Implementing gender quotas in Portugal: A success story?
6th European Conference on Politics and Gender
Países Baixos (Holanda)
Following the international trend, Portugal adopted legislative quotas (Parity Law) in 2006. According to that law, party lists must include at least one third of candidates of either sex, and neither sex shall occupy more than two consecutive positions. It applies to three types of elections: European, legislative and local. Among parties with parliamentary representation, there is a general compliance with the law for legislative and European elections. However, in local elections, several parties (including the bill's proponents, the PS and the BE) have failed to meet the quota law's dispositions in several municipalities. After the law’s implementation, gender equality in politics once again vanished from the political agenda.
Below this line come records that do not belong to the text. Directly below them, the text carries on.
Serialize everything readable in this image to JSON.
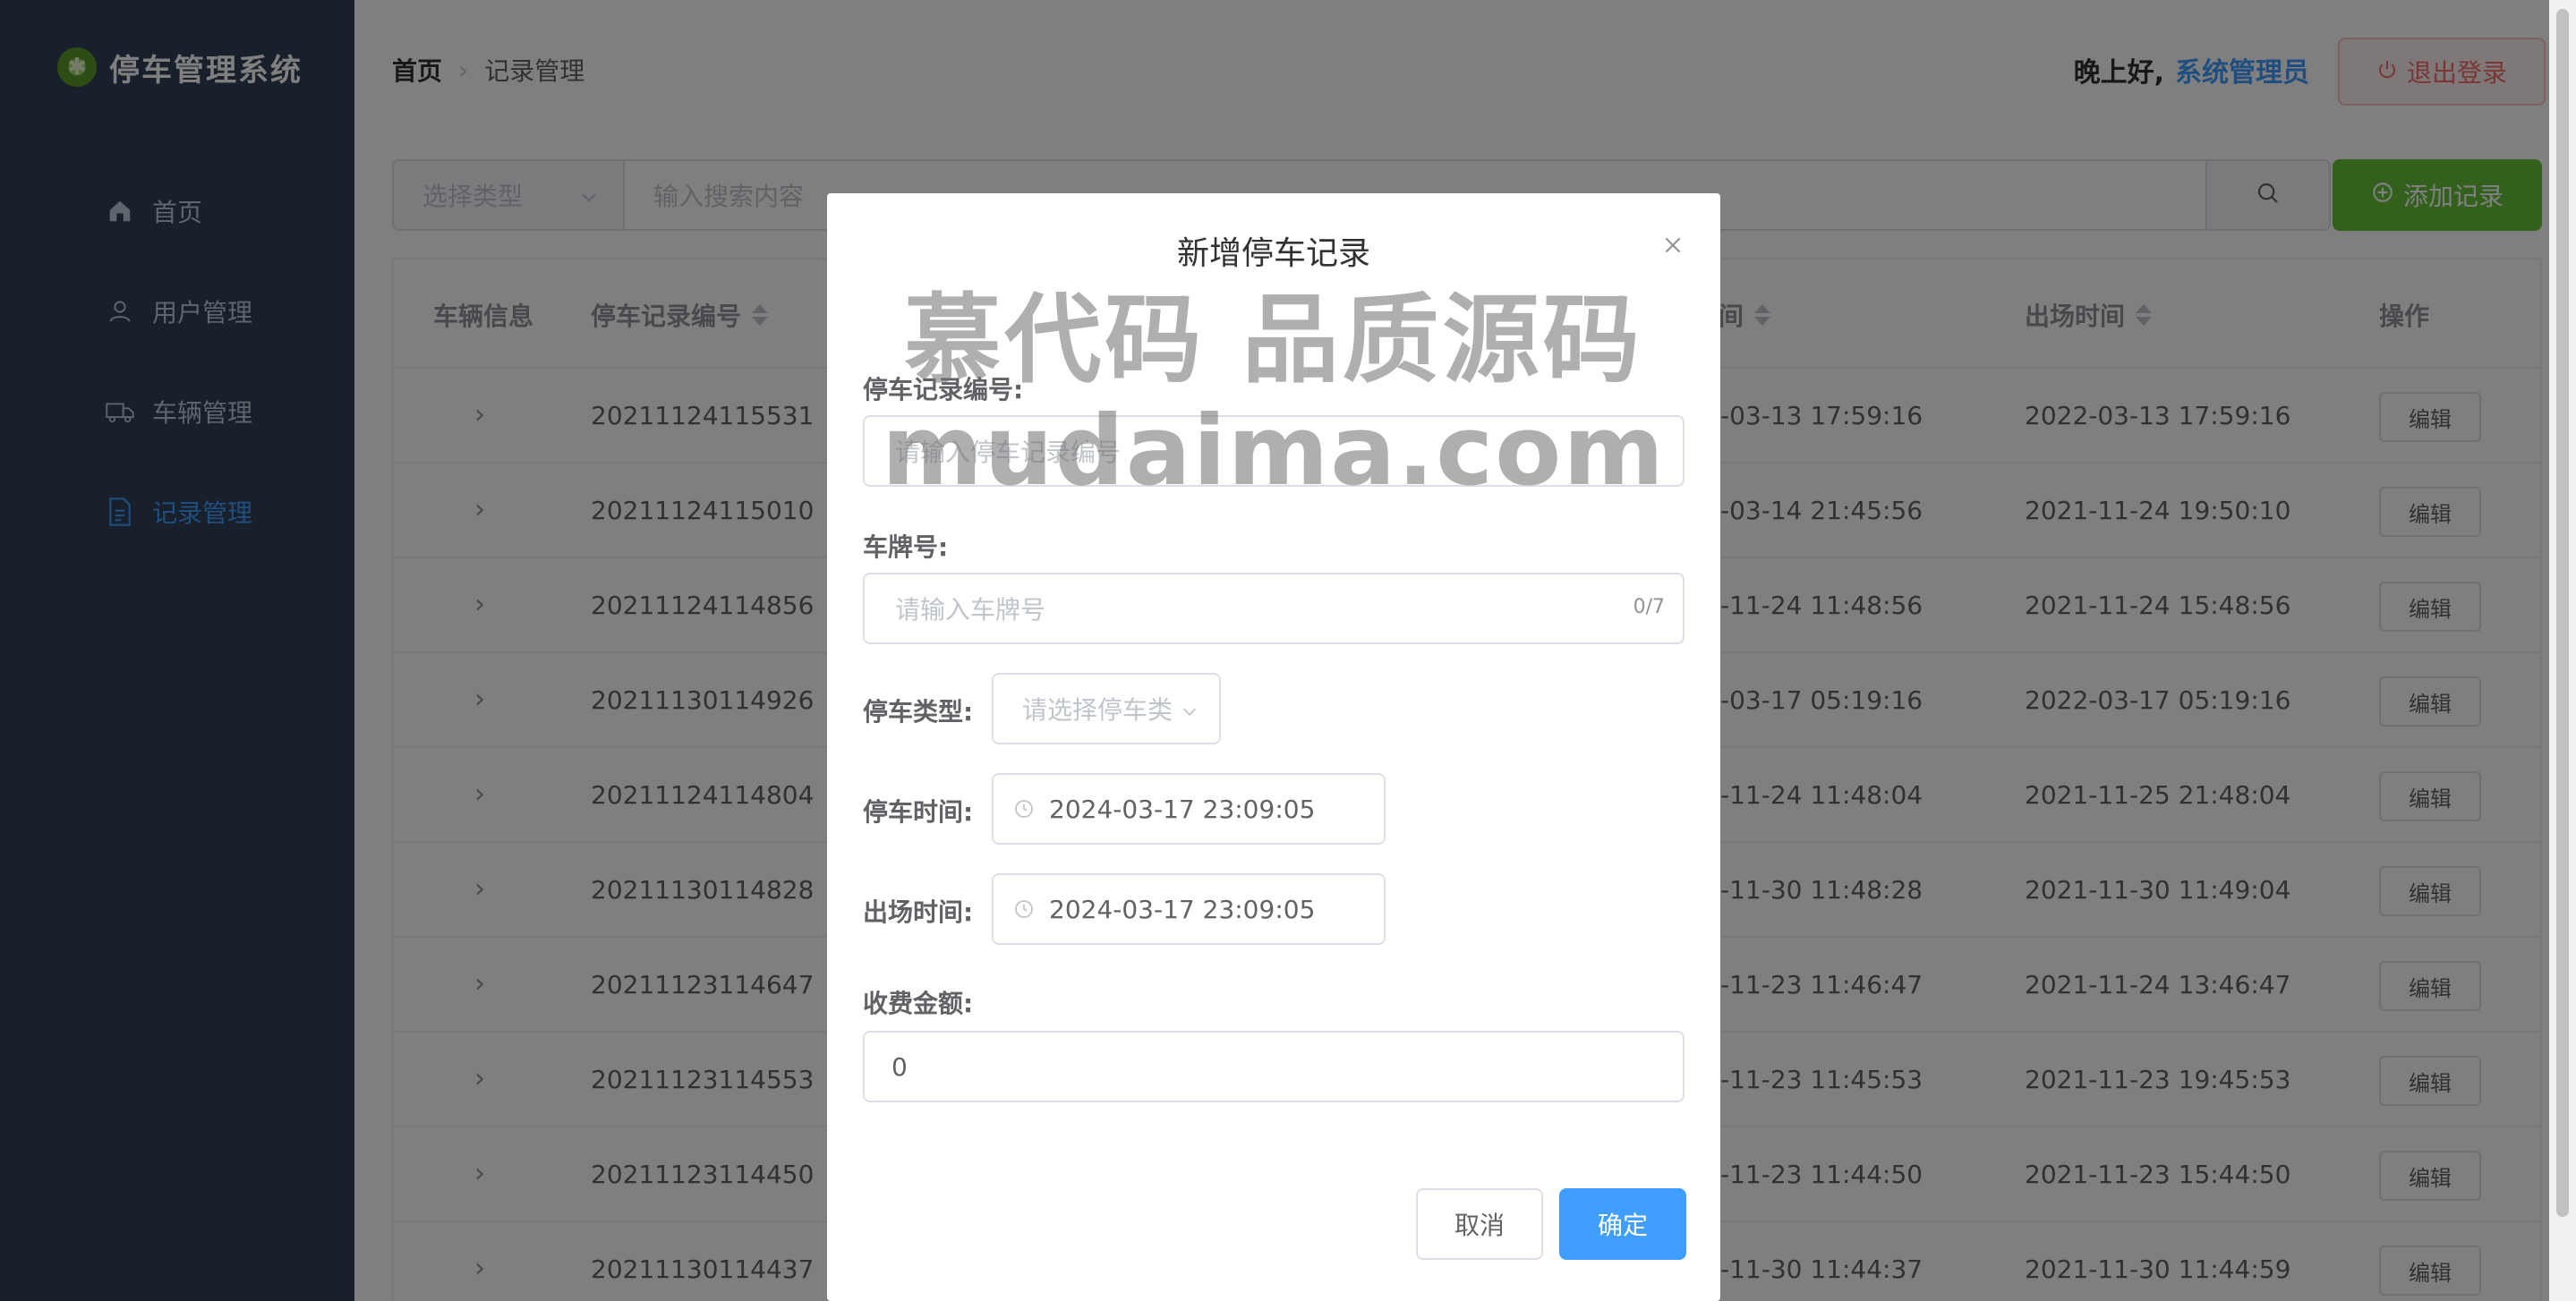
{
  "app": {
    "title": "停车管理系统"
  },
  "sidebar": {
    "items": [
      {
        "label": "首页",
        "icon": "home-icon"
      },
      {
        "label": "用户管理",
        "icon": "user-icon"
      },
      {
        "label": "车辆管理",
        "icon": "truck-icon"
      },
      {
        "label": "记录管理",
        "icon": "document-icon",
        "active": true
      }
    ]
  },
  "header": {
    "breadcrumb": [
      "首页",
      "记录管理"
    ],
    "greeting": "晚上好,",
    "user": "系统管理员",
    "logout_label": "退出登录"
  },
  "search": {
    "type_placeholder": "选择类型",
    "input_placeholder": "输入搜索内容",
    "add_label": "添加记录"
  },
  "table": {
    "columns": [
      "车辆信息",
      "停车记录编号",
      "间",
      "出场时间",
      "操作"
    ],
    "edit_label": "编辑",
    "rows": [
      {
        "id": "20211124115531",
        "in": "-03-13 17:59:16",
        "out": "2022-03-13 17:59:16"
      },
      {
        "id": "20211124115010",
        "in": "-03-14 21:45:56",
        "out": "2021-11-24 19:50:10"
      },
      {
        "id": "20211124114856",
        "in": "-11-24 11:48:56",
        "out": "2021-11-24 15:48:56"
      },
      {
        "id": "20211130114926",
        "in": "-03-17 05:19:16",
        "out": "2022-03-17 05:19:16"
      },
      {
        "id": "20211124114804",
        "in": "-11-24 11:48:04",
        "out": "2021-11-25 21:48:04"
      },
      {
        "id": "20211130114828",
        "in": "-11-30 11:48:28",
        "out": "2021-11-30 11:49:04"
      },
      {
        "id": "20211123114647",
        "in": "-11-23 11:46:47",
        "out": "2021-11-24 13:46:47"
      },
      {
        "id": "20211123114553",
        "in": "-11-23 11:45:53",
        "out": "2021-11-23 19:45:53"
      },
      {
        "id": "20211123114450",
        "in": "-11-23 11:44:50",
        "out": "2021-11-23 15:44:50"
      },
      {
        "id": "20211130114437",
        "in": "-11-30 11:44:37",
        "out": "2021-11-30 11:44:59"
      }
    ]
  },
  "dialog": {
    "title": "新增停车记录",
    "watermark_line1": "慕代码 品质源码",
    "watermark_line2": "mudaima.com",
    "fields": {
      "record_no_label": "停车记录编号:",
      "record_no_placeholder": "请输入停车记录编号",
      "plate_label": "车牌号:",
      "plate_placeholder": "请输入车牌号",
      "plate_counter": "0/7",
      "type_label": "停车类型:",
      "type_placeholder": "请选择停车类",
      "time_in_label": "停车时间:",
      "time_in_value": "2024-03-17 23:09:05",
      "time_out_label": "出场时间:",
      "time_out_value": "2024-03-17 23:09:05",
      "fee_label": "收费金额:",
      "fee_value": "0"
    },
    "cancel_label": "取消",
    "ok_label": "确定"
  },
  "colors": {
    "sidebar_bg": "#304156",
    "primary": "#409eff",
    "success": "#67c23a",
    "danger": "#f56c6c"
  }
}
However, in March 2018 the current socialist government introduced a bill proposing the revision of the law, which is still under discussion in parliament. This paper follows the ‘Gender Equality Policy in Practice’ (GEPP) approach – along with its practical steps – and aims to deepen our understanding of the implementation of the quota law in Portugal, including the degree to which that law has contributed to promoting gender equality. After mapping out how the quota law was actually implemented in Portugal – including a description of the tools and instruments that were set up and how things happened in practice – an initial assessment of the policy’s effects/success is developed. The latter contributes to the open debate on the indicators of success related to a legislative quota law.